Native health clinic faced with heavy demand
Lex Vides and Jenifer Ayala welcome patients in the Downtown Eastside. Photo: Dan Toulgoet

The interior of the East Side Walk-In Dental Clinic looks like any other dental clinic.  There are a long line of chairs in the waiting room, thank-you cards from grateful clients on the wall and a smiling receptionist ready to welcome anxious patients.

But this isn’t your average dental office.

The clinic, part of the non-profit Vancouver Native Health Society, is in the heart of the Downtown Eastside and treats patients who often haven’t seen a dentist in years.

They don’t pay a dime. The clinic is supported primarily by donations from organizations and individuals. To see a dentist, a person needs only to be living in poverty in the Downtown Eastside.

According to receptionist Jenifer Ayala, who’s worked at the clinic for three years, about 45 patients are treated over the two days dentists are available on Mondays and Fridays.

Most patients are men in need of extractions due to infections, she said.

The goal of the staff is to treat patients with the utmost respect and provide them with the same level of care found in any dental office in the city that serves more well-heeled clients.

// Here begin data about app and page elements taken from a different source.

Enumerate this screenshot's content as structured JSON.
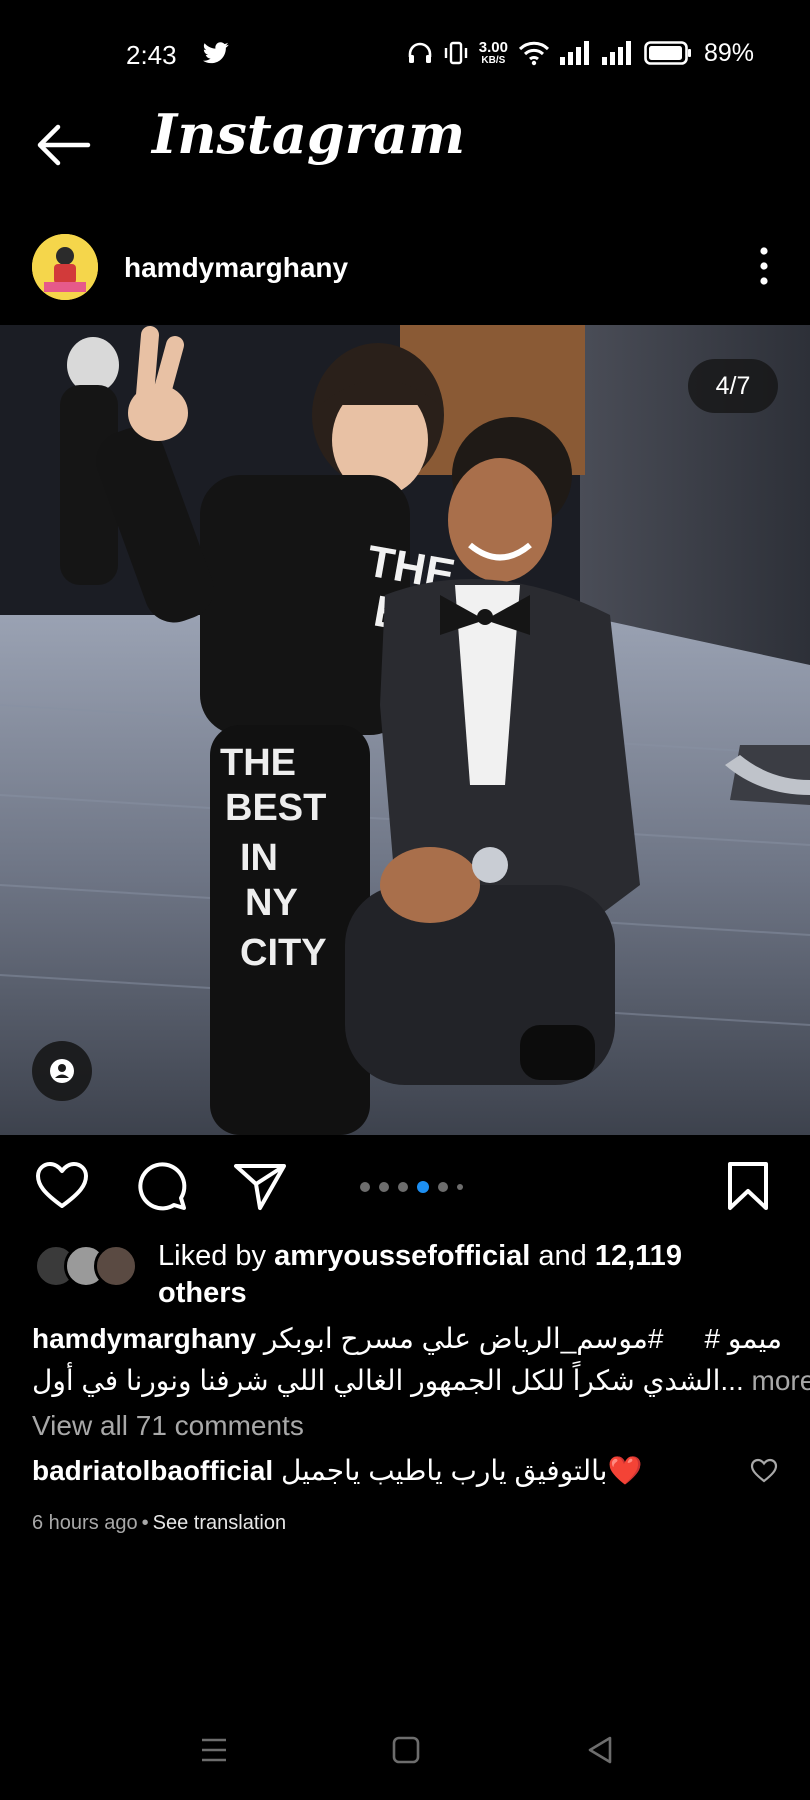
{
  "status_bar": {
    "time": "2:43",
    "net_speed_value": "3.00",
    "net_speed_unit": "KB/S",
    "battery": "89%"
  },
  "header": {
    "title": "Instagram"
  },
  "post": {
    "username": "hamdymarghany",
    "slide_counter": "4/7",
    "carousel_total": 6,
    "carousel_active_index": 3
  },
  "likes": {
    "prefix": "Liked by ",
    "user": "amryoussefofficial",
    "middle": " and ",
    "count": "12,119",
    "suffix": "others"
  },
  "caption": {
    "username": "hamdymarghany",
    "line1_text": "#موسم_الرياض  علي مسرح ابوبكر",
    "line1_end": "ميمو  #",
    "line2_text": "...الشدي شكراً للكل الجمهور الغالي اللي شرفنا ونورنا في أول",
    "more_label": "more"
  },
  "comments": {
    "view_all": "View all 71 comments",
    "items": [
      {
        "user": "badriatolbaofficial",
        "text": "بالتوفيق يارب ياطيب ياجميل",
        "emoji": "❤️"
      }
    ]
  },
  "meta": {
    "time_ago": "6 hours ago",
    "separator": "•",
    "see_translation": "See translation"
  },
  "colors": {
    "background": "#000000",
    "secondary_text": "#a8a8a8",
    "carousel_active": "#1d8ff2",
    "heart_red": "#e0262f"
  }
}
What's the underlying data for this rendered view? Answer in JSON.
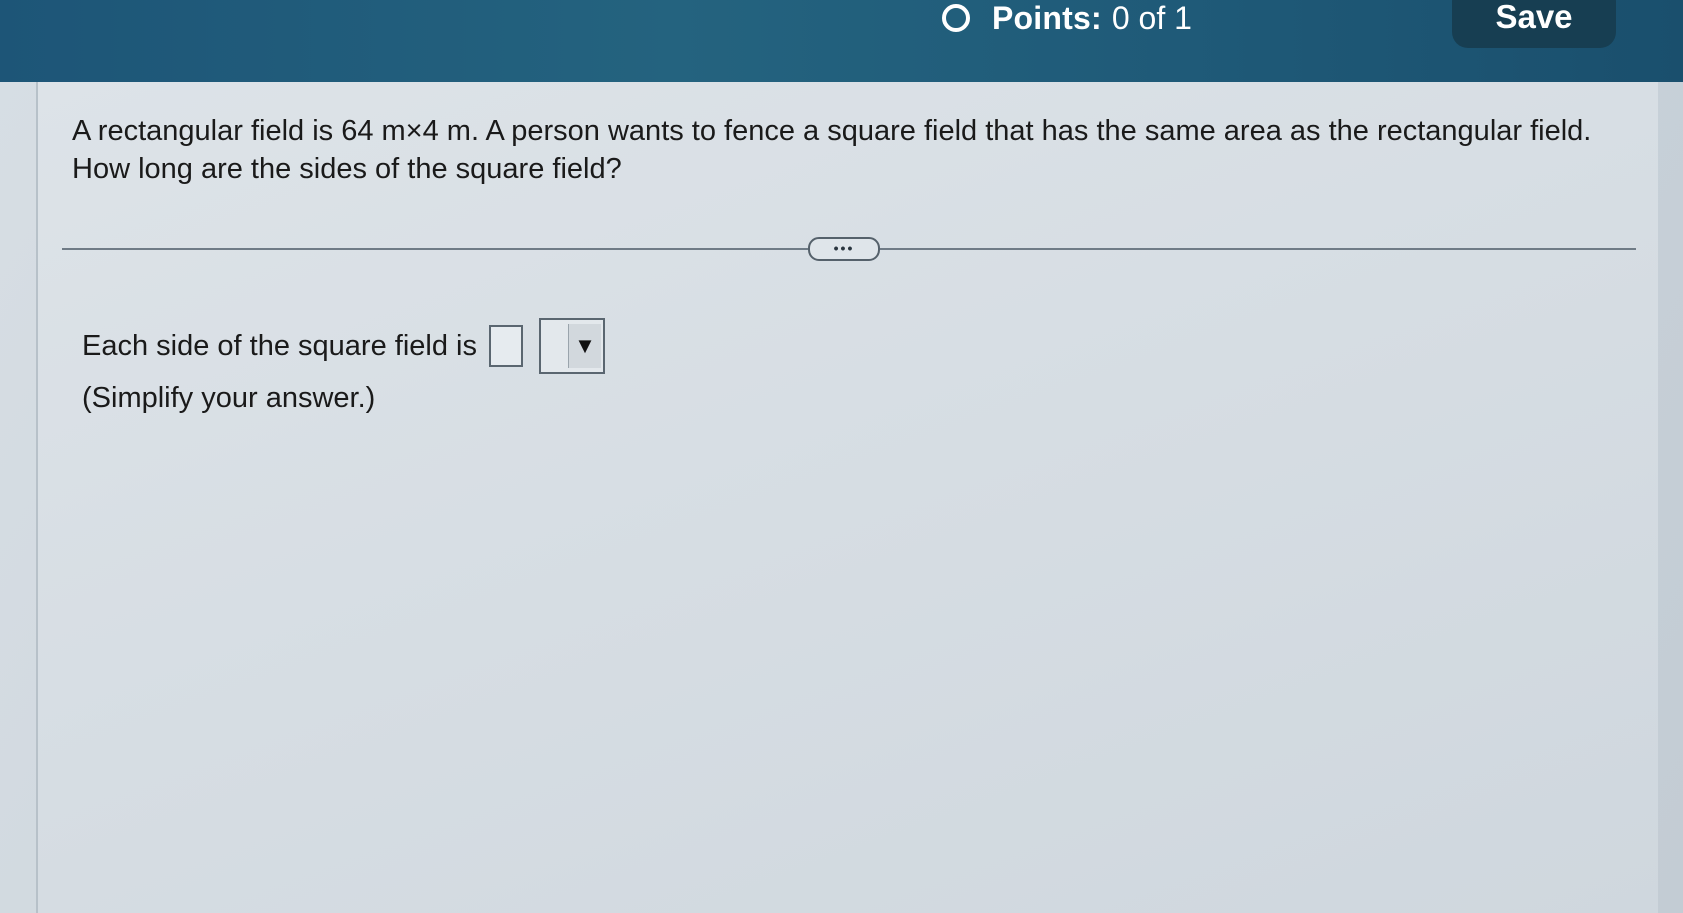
{
  "header": {
    "points_label": "Points:",
    "points_value": "0 of 1",
    "save_label": "Save"
  },
  "question": {
    "text": "A rectangular field is 64 m×4 m. A person wants to fence a square field that has the same area as the rectangular field. How long are the sides of the square field?"
  },
  "more_button": {
    "label": "•••"
  },
  "answer": {
    "prompt": "Each side of the square field is",
    "input_value": "",
    "unit_selected": "",
    "hint": "(Simplify your answer.)"
  },
  "icons": {
    "status": "circle-outline-icon",
    "dropdown": "triangle-down-icon"
  },
  "colors": {
    "header_bg": "#1f5a78",
    "save_bg": "#173e52",
    "page_bg": "#d6dde3"
  }
}
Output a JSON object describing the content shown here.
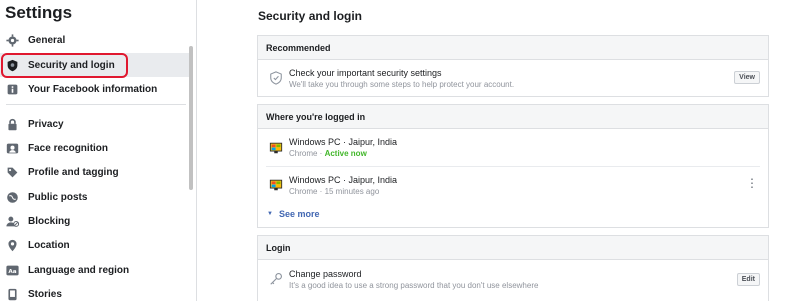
{
  "sidebar": {
    "title": "Settings",
    "items": [
      {
        "label": "General",
        "icon": "gear-icon"
      },
      {
        "label": "Security and login",
        "icon": "shield-icon"
      },
      {
        "label": "Your Facebook information",
        "icon": "facebook-info-icon"
      },
      {
        "label": "Privacy",
        "icon": "lock-icon"
      },
      {
        "label": "Face recognition",
        "icon": "face-recognition-icon"
      },
      {
        "label": "Profile and tagging",
        "icon": "tag-icon"
      },
      {
        "label": "Public posts",
        "icon": "globe-icon"
      },
      {
        "label": "Blocking",
        "icon": "blocking-icon"
      },
      {
        "label": "Location",
        "icon": "location-pin-icon"
      },
      {
        "label": "Language and region",
        "icon": "language-icon"
      },
      {
        "label": "Stories",
        "icon": "stories-icon"
      }
    ]
  },
  "main": {
    "page_title": "Security and login",
    "recommended": {
      "header": "Recommended",
      "title": "Check your important security settings",
      "subtitle": "We'll take you through some steps to help protect your account.",
      "button": "View"
    },
    "logged_in": {
      "header": "Where you're logged in",
      "sessions": [
        {
          "device": "Windows PC · Jaipur, India",
          "browser": "Chrome · ",
          "status": "Active now"
        },
        {
          "device": "Windows PC · Jaipur, India",
          "browser": "Chrome · 15 minutes ago",
          "status": ""
        }
      ],
      "see_more": "See more"
    },
    "login": {
      "header": "Login",
      "title": "Change password",
      "subtitle": "It's a good idea to use a strong password that you don't use elsewhere",
      "button": "Edit"
    }
  },
  "colors": {
    "highlight": "#e0182f",
    "active_status": "#42b72a",
    "link": "#4267b2"
  }
}
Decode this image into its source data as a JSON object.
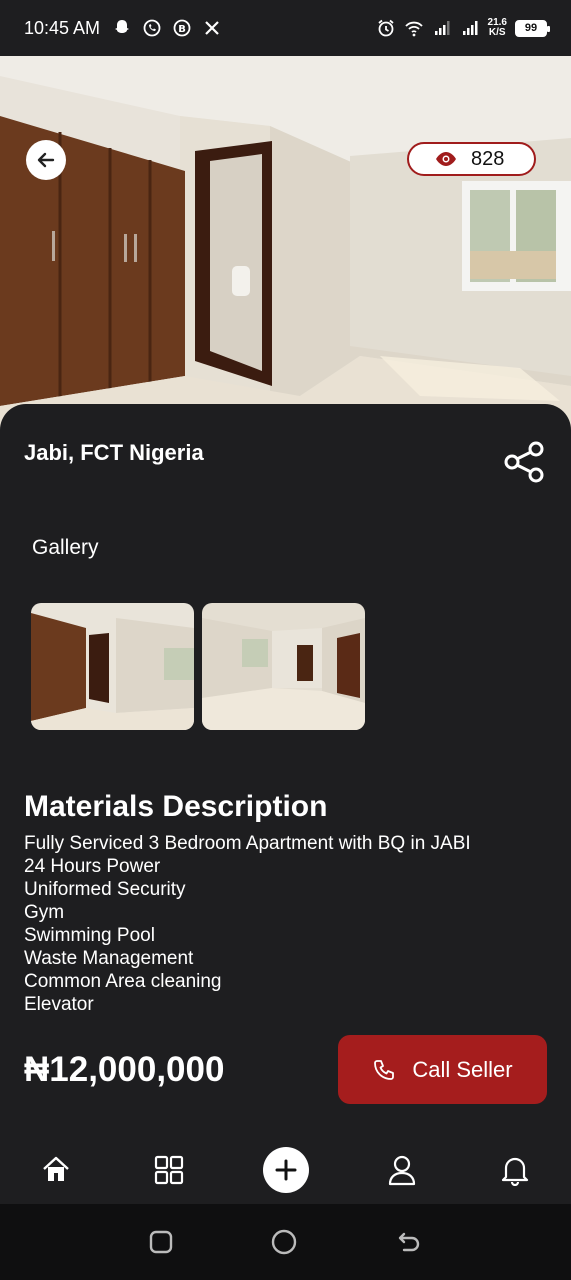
{
  "status_bar": {
    "time": "10:45 AM",
    "speed_value": "21.6",
    "speed_unit": "K/S",
    "battery": "99"
  },
  "hero": {
    "views": "828"
  },
  "listing": {
    "location": "Jabi, FCT Nigeria",
    "gallery_label": "Gallery",
    "description_title": "Materials Description",
    "description_lines": [
      "Fully Serviced 3 Bedroom Apartment with BQ in JABI",
      "24 Hours Power",
      "Uniformed Security",
      "Gym",
      "Swimming Pool",
      "Waste Management",
      "Common Area cleaning",
      "Elevator"
    ],
    "price": "₦12,000,000",
    "call_label": "Call Seller"
  },
  "colors": {
    "accent": "#a51d1d",
    "background": "#1e1e20"
  }
}
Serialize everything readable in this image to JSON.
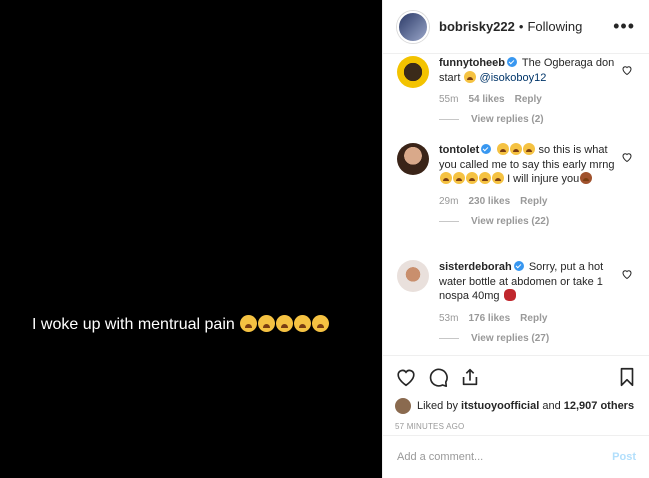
{
  "media": {
    "caption": "I woke up with mentrual pain",
    "caption_emojis": 5
  },
  "header": {
    "username": "bobrisky222",
    "separator": "•",
    "follow_status": "Following",
    "more_icon": "more-dots-icon"
  },
  "comments": [
    {
      "username": "funnytoheeb",
      "text": "The Ogberaga don start",
      "mention": "@isokoboy12",
      "time": "55m",
      "likes": "54 likes",
      "reply": "Reply",
      "view_replies": "View replies (2)"
    },
    {
      "username": "tontolet",
      "text_a": "so this is what you called me to say this early mrng",
      "text_b": "I will injure you",
      "time": "29m",
      "likes": "230 likes",
      "reply": "Reply",
      "view_replies": "View replies (22)"
    },
    {
      "username": "sisterdeborah",
      "text": "Sorry, put a hot water bottle at abdomen or take 1 nospa 40mg",
      "time": "53m",
      "likes": "176 likes",
      "reply": "Reply",
      "view_replies": "View replies (27)"
    }
  ],
  "actions": {
    "icons": [
      "heart-icon",
      "comment-icon",
      "share-icon",
      "bookmark-icon"
    ],
    "liked_by_prefix": "Liked by",
    "liked_by_user": "itstuoyoofficial",
    "liked_by_and": "and",
    "liked_by_count": "12,907 others",
    "time_ago": "57 MINUTES AGO"
  },
  "add_comment": {
    "placeholder": "Add a comment...",
    "post_label": "Post"
  },
  "colors": {
    "verified": "#3897f0",
    "mention": "#003569",
    "post_disabled": "#b2dffc",
    "muted": "#999999"
  }
}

“Just because we see patients who are homeless doesn’t mean that they should not get good service,” Ayala said.

“The patients who come here always tell us the same story, that they don’t like dentists and they have had bad experiences in the past. They come here and they tell us this is the best experience they have ever had.”

According to Lou Demerais, the society’s executive director, the need in the community has always been greater than the clinic can meet.

The project began eight years ago to complement the medical and addiction services offered at Vancouver Native Health Society. At first it was open only half a day a week.

“We were warned from the beginning, once the word got out that this was all free dentistry that we were going to have some difficulty with crowd control and of course that came to pass,” he said.

The first day it opened a line-up formed down the street with people waiting for an appointment.

Though the clinic now has dentists two days a week and hygienists available four days, waiting times can often be an hour and a half or longer and patients have been turned away.

Finding enough volunteer dentists and a manager who has the skills and dedication to stick around have been ongoing problems.

Ayala said there are a lot of misconceptions about the clinic and the community it serves.

“A lot of people are scared to come to the Downtown Eastside because it has its history and it is not like that here. It is a safe environment here,” she said.

Demerais said the clinic might have finally found the right manager in Lex Vides, 32, who was on his second day at the clinic when the Courier visited Tuesday.

A smiling Vides was excited to get started.

“I like it because it reminds me a lot of my country. In [El Salvador] I was a dentist and I used to do a lot of voluntary work,” he said.

His main goal is to round up more dentists so more patients can be seen. He said dental health is more important than people realize.

“Everything goes into your body through your mouth,” he said.

For more information on the clinic go to

[email protected]

**Please note this story has been modified since its original posting.